* [GIVEN RECORDS]:
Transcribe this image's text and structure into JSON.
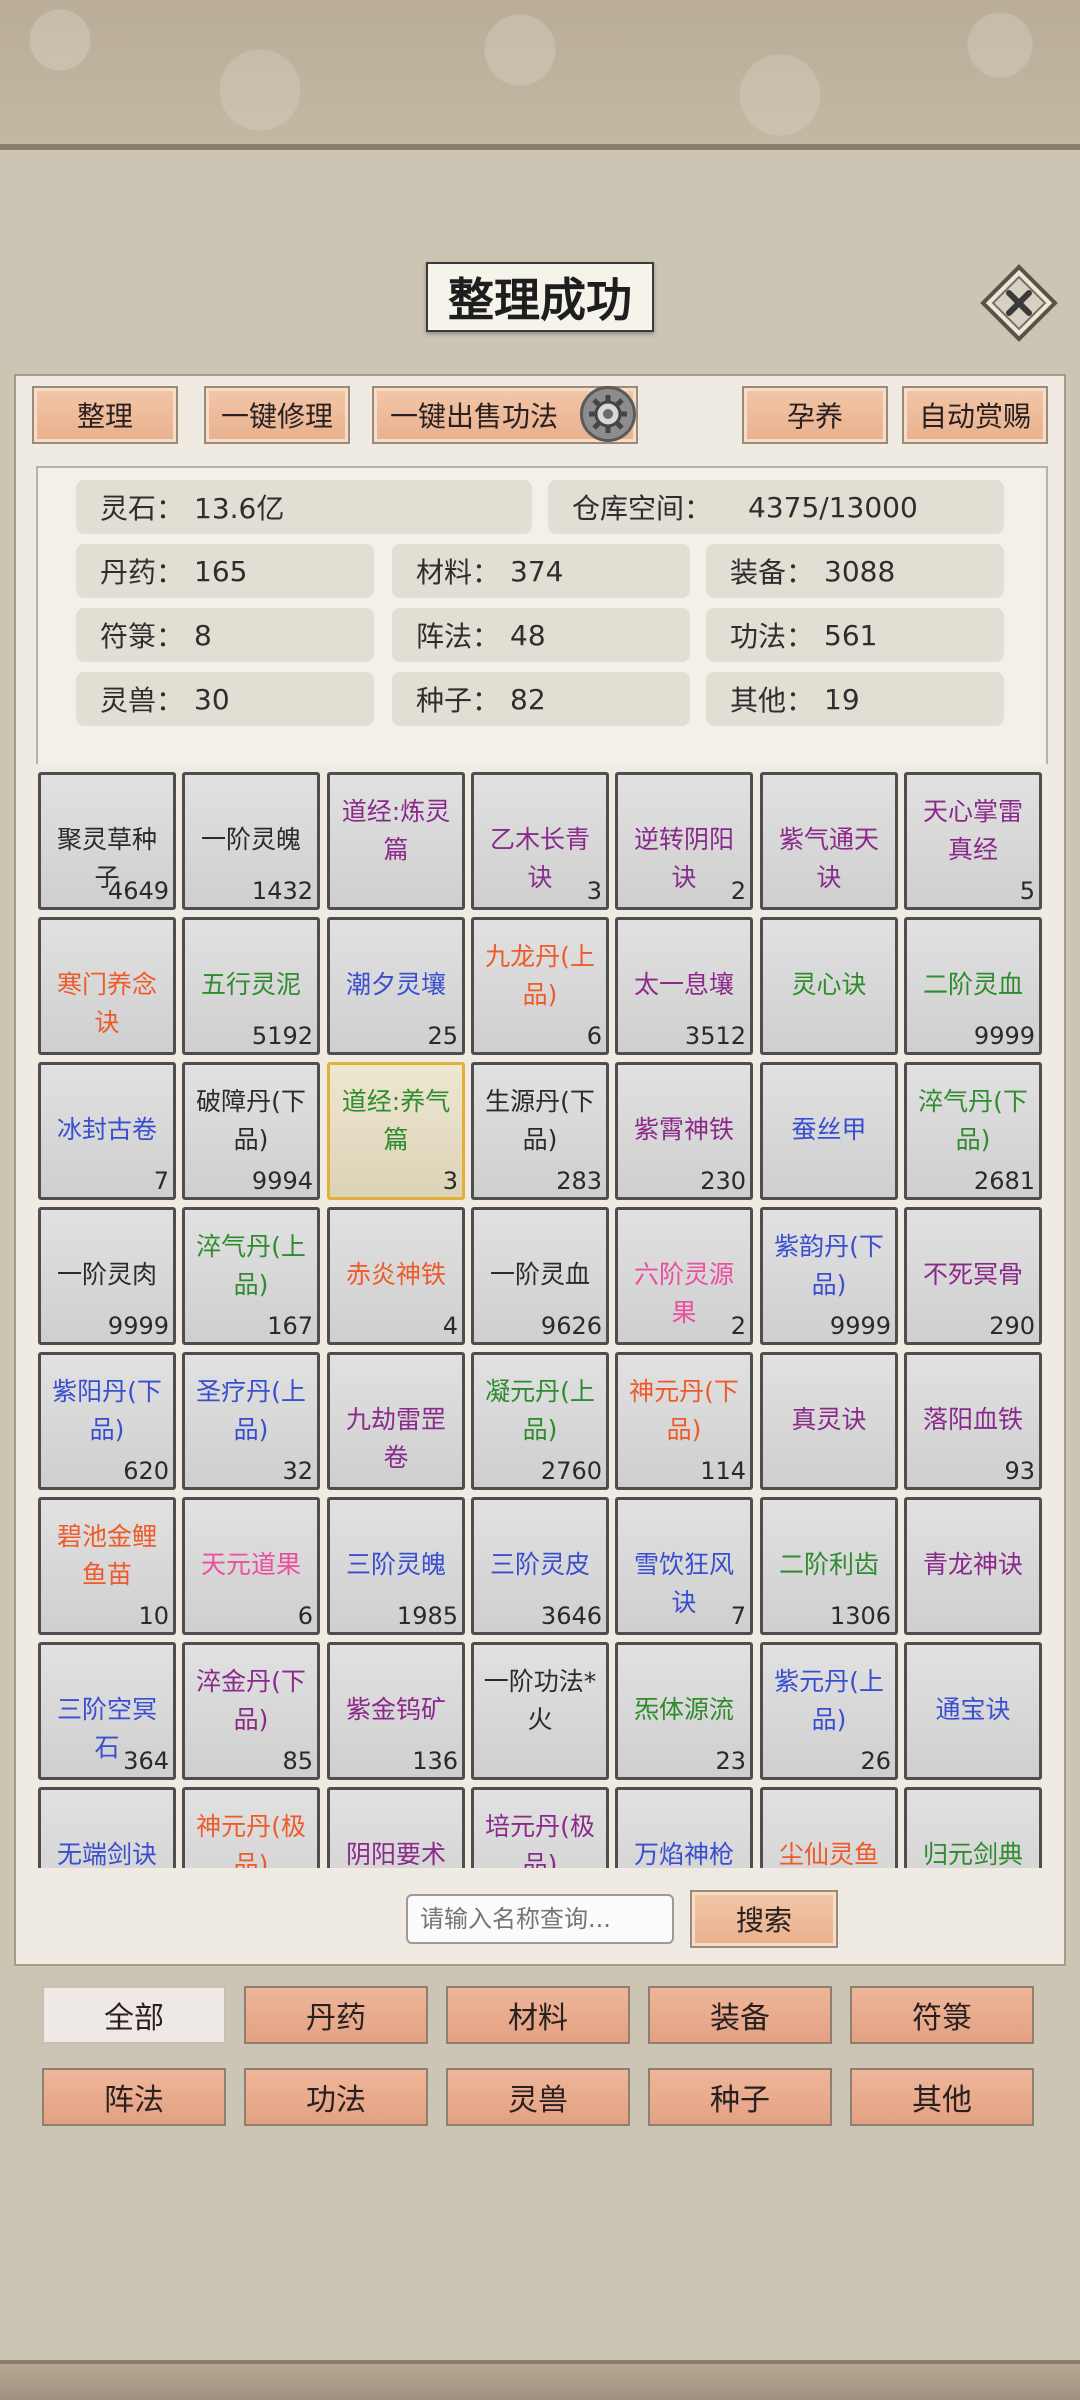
{
  "toast": "整理成功",
  "toolbar": {
    "sort": "整理",
    "repair_all": "一键修理",
    "sell_skills": "一键出售功法",
    "incubate": "孕养",
    "auto_reward": "自动赏赐"
  },
  "stats": {
    "spirit_stone_label": "灵石：",
    "spirit_stone_value": "13.6亿",
    "storage_label": "仓库空间：",
    "storage_value": "4375/13000",
    "pills_label": "丹药：",
    "pills_value": "165",
    "materials_label": "材料：",
    "materials_value": "374",
    "equipment_label": "装备：",
    "equipment_value": "3088",
    "talismans_label": "符箓：",
    "talismans_value": "8",
    "formations_label": "阵法：",
    "formations_value": "48",
    "skills_label": "功法：",
    "skills_value": "561",
    "beasts_label": "灵兽：",
    "beasts_value": "30",
    "seeds_label": "种子：",
    "seeds_value": "82",
    "other_label": "其他：",
    "other_value": "19"
  },
  "items": [
    {
      "name": "聚灵草种子",
      "count": "4649",
      "color": "black"
    },
    {
      "name": "一阶灵魄",
      "count": "1432",
      "color": "black"
    },
    {
      "name": "道经:炼灵篇",
      "count": "",
      "color": "purple"
    },
    {
      "name": "乙木长青诀",
      "count": "3",
      "color": "purple"
    },
    {
      "name": "逆转阴阳诀",
      "count": "2",
      "color": "purple"
    },
    {
      "name": "紫气通天诀",
      "count": "",
      "color": "purple"
    },
    {
      "name": "天心掌雷真经",
      "count": "5",
      "color": "purple"
    },
    {
      "name": "寒门养念诀",
      "count": "",
      "color": "orange"
    },
    {
      "name": "五行灵泥",
      "count": "5192",
      "color": "green"
    },
    {
      "name": "潮夕灵壤",
      "count": "25",
      "color": "blue"
    },
    {
      "name": "九龙丹(上品)",
      "count": "6",
      "color": "orange"
    },
    {
      "name": "太一息壤",
      "count": "3512",
      "color": "purple"
    },
    {
      "name": "灵心诀",
      "count": "",
      "color": "green"
    },
    {
      "name": "二阶灵血",
      "count": "9999",
      "color": "green"
    },
    {
      "name": "冰封古卷",
      "count": "7",
      "color": "blue"
    },
    {
      "name": "破障丹(下品)",
      "count": "9994",
      "color": "black"
    },
    {
      "name": "道经:养气篇",
      "count": "3",
      "color": "green"
    },
    {
      "name": "生源丹(下品)",
      "count": "283",
      "color": "black"
    },
    {
      "name": "紫霄神铁",
      "count": "230",
      "color": "purple"
    },
    {
      "name": "蚕丝甲",
      "count": "",
      "color": "blue"
    },
    {
      "name": "淬气丹(下品)",
      "count": "2681",
      "color": "green"
    },
    {
      "name": "一阶灵肉",
      "count": "9999",
      "color": "black"
    },
    {
      "name": "淬气丹(上品)",
      "count": "167",
      "color": "green"
    },
    {
      "name": "赤炎神铁",
      "count": "4",
      "color": "orange"
    },
    {
      "name": "一阶灵血",
      "count": "9626",
      "color": "black"
    },
    {
      "name": "六阶灵源果",
      "count": "2",
      "color": "pink"
    },
    {
      "name": "紫韵丹(下品)",
      "count": "9999",
      "color": "blue"
    },
    {
      "name": "不死冥骨",
      "count": "290",
      "color": "purple"
    },
    {
      "name": "紫阳丹(下品)",
      "count": "620",
      "color": "blue"
    },
    {
      "name": "圣疗丹(上品)",
      "count": "32",
      "color": "blue"
    },
    {
      "name": "九劫雷罡卷",
      "count": "",
      "color": "purple"
    },
    {
      "name": "凝元丹(上品)",
      "count": "2760",
      "color": "green"
    },
    {
      "name": "神元丹(下品)",
      "count": "114",
      "color": "orange"
    },
    {
      "name": "真灵诀",
      "count": "",
      "color": "purple"
    },
    {
      "name": "落阳血铁",
      "count": "93",
      "color": "purple"
    },
    {
      "name": "碧池金鲤鱼苗",
      "count": "10",
      "color": "orange"
    },
    {
      "name": "天元道果",
      "count": "6",
      "color": "pink"
    },
    {
      "name": "三阶灵魄",
      "count": "1985",
      "color": "blue"
    },
    {
      "name": "三阶灵皮",
      "count": "3646",
      "color": "blue"
    },
    {
      "name": "雪饮狂风诀",
      "count": "7",
      "color": "blue"
    },
    {
      "name": "二阶利齿",
      "count": "1306",
      "color": "green"
    },
    {
      "name": "青龙神诀",
      "count": "",
      "color": "purple"
    },
    {
      "name": "三阶空冥石",
      "count": "364",
      "color": "blue"
    },
    {
      "name": "淬金丹(下品)",
      "count": "85",
      "color": "purple"
    },
    {
      "name": "紫金钨矿",
      "count": "136",
      "color": "purple"
    },
    {
      "name": "一阶功法*火",
      "count": "",
      "color": "black"
    },
    {
      "name": "炁体源流",
      "count": "23",
      "color": "green"
    },
    {
      "name": "紫元丹(上品)",
      "count": "26",
      "color": "blue"
    },
    {
      "name": "通宝诀",
      "count": "",
      "color": "blue"
    },
    {
      "name": "无端剑诀",
      "count": "",
      "color": "blue"
    },
    {
      "name": "神元丹(极品)",
      "count": "",
      "color": "orange"
    },
    {
      "name": "阴阳要术",
      "count": "",
      "color": "purple"
    },
    {
      "name": "培元丹(极品)",
      "count": "",
      "color": "purple"
    },
    {
      "name": "万焰神枪诀",
      "count": "",
      "color": "blue"
    },
    {
      "name": "尘仙灵鱼",
      "count": "",
      "color": "orange"
    },
    {
      "name": "归元剑典",
      "count": "",
      "color": "green"
    }
  ],
  "search": {
    "placeholder": "请输入名称查询...",
    "button": "搜索"
  },
  "tabs": [
    "全部",
    "丹药",
    "材料",
    "装备",
    "符箓",
    "阵法",
    "功法",
    "灵兽",
    "种子",
    "其他"
  ],
  "active_tab": "全部",
  "selected_item": "道经:养气篇",
  "colors": {
    "black": "#2b2b2b",
    "purple": "#8a2a8a",
    "green": "#2e8b2e",
    "blue": "#3a4fd0",
    "orange": "#ee5a2a",
    "pink": "#ec4fa0",
    "button": "#eab394",
    "selected_border": "#e2b03a"
  }
}
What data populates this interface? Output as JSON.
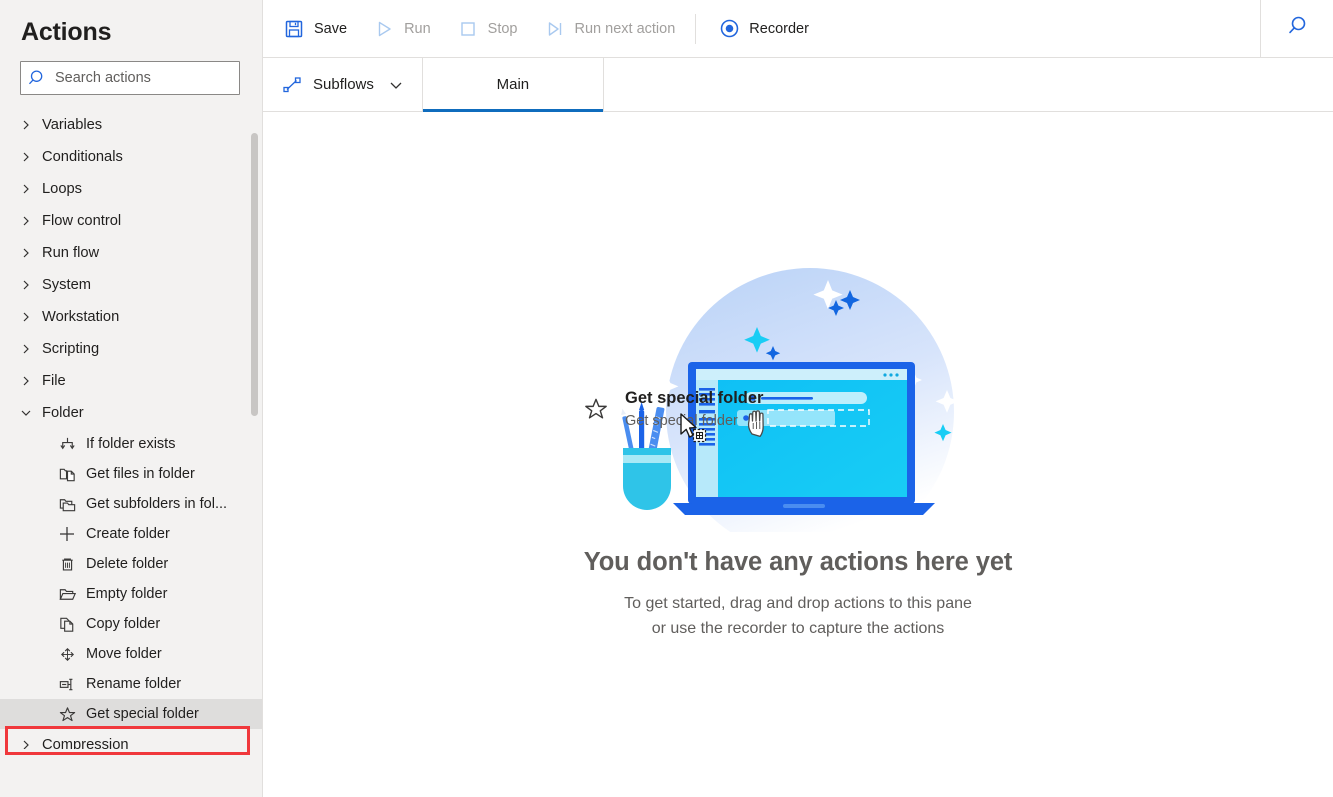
{
  "sidebar": {
    "title": "Actions",
    "search": {
      "placeholder": "Search actions",
      "value": "",
      "icon": "search-icon"
    },
    "groups": [
      {
        "label": "Variables",
        "expanded": false,
        "chevron": "chevron-right-icon"
      },
      {
        "label": "Conditionals",
        "expanded": false,
        "chevron": "chevron-right-icon"
      },
      {
        "label": "Loops",
        "expanded": false,
        "chevron": "chevron-right-icon"
      },
      {
        "label": "Flow control",
        "expanded": false,
        "chevron": "chevron-right-icon"
      },
      {
        "label": "Run flow",
        "expanded": false,
        "chevron": "chevron-right-icon"
      },
      {
        "label": "System",
        "expanded": false,
        "chevron": "chevron-right-icon"
      },
      {
        "label": "Workstation",
        "expanded": false,
        "chevron": "chevron-right-icon"
      },
      {
        "label": "Scripting",
        "expanded": false,
        "chevron": "chevron-right-icon"
      },
      {
        "label": "File",
        "expanded": false,
        "chevron": "chevron-right-icon"
      },
      {
        "label": "Folder",
        "expanded": true,
        "chevron": "chevron-down-icon"
      },
      {
        "label": "Compression",
        "expanded": false,
        "chevron": "chevron-right-icon"
      }
    ],
    "folder_actions": [
      {
        "label": "If folder exists",
        "icon": "branch-arrows-icon",
        "selected": false
      },
      {
        "label": "Get files in folder",
        "icon": "folder-file-icon",
        "selected": false
      },
      {
        "label": "Get subfolders in fol...",
        "icon": "folders-icon",
        "selected": false
      },
      {
        "label": "Create folder",
        "icon": "plus-icon",
        "selected": false
      },
      {
        "label": "Delete folder",
        "icon": "trash-icon",
        "selected": false
      },
      {
        "label": "Empty folder",
        "icon": "open-folder-icon",
        "selected": false
      },
      {
        "label": "Copy folder",
        "icon": "copy-pages-icon",
        "selected": false
      },
      {
        "label": "Move folder",
        "icon": "move-arrows-icon",
        "selected": false
      },
      {
        "label": "Rename folder",
        "icon": "rename-icon",
        "selected": false
      },
      {
        "label": "Get special folder",
        "icon": "star-icon",
        "selected": true
      }
    ],
    "highlight": {
      "color": "#f0383c",
      "target_label": "Get special folder"
    },
    "scrollbar": {
      "color": "#c8c6c4"
    }
  },
  "toolbar": {
    "buttons": [
      {
        "label": "Save",
        "icon": "save-floppy-icon",
        "disabled": false
      },
      {
        "label": "Run",
        "icon": "play-triangle-icon",
        "disabled": true
      },
      {
        "label": "Stop",
        "icon": "stop-square-icon",
        "disabled": true
      },
      {
        "label": "Run next action",
        "icon": "step-over-icon",
        "disabled": true
      },
      {
        "label": "Recorder",
        "icon": "record-circle-icon",
        "disabled": false
      }
    ],
    "search_icon": "search-icon",
    "accent_color": "#2266dd"
  },
  "tabsbar": {
    "subflows": {
      "label": "Subflows",
      "icon": "subflow-graph-icon",
      "chevron": "chevron-down-icon"
    },
    "tabs": [
      {
        "label": "Main",
        "active": true
      }
    ],
    "active_underline_color": "#0f6cbd"
  },
  "canvas": {
    "drag_ghost": {
      "title": "Get special folder",
      "subtitle": "Get special folder",
      "icon": "star-icon",
      "cursor": "drag-copy-cursor"
    },
    "empty_state": {
      "illustration": "laptop-drag-drop-illustration",
      "title": "You don't have any actions here yet",
      "line1": "To get started, drag and drop actions to this pane",
      "line2": "or use the recorder to capture the actions"
    }
  }
}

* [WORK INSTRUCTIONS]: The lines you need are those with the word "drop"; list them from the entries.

* [TASK RESPONSE]:
      "illustration": "laptop-drag-drop-illustration",
      "line1": "To get started, drag and drop actions to this pane",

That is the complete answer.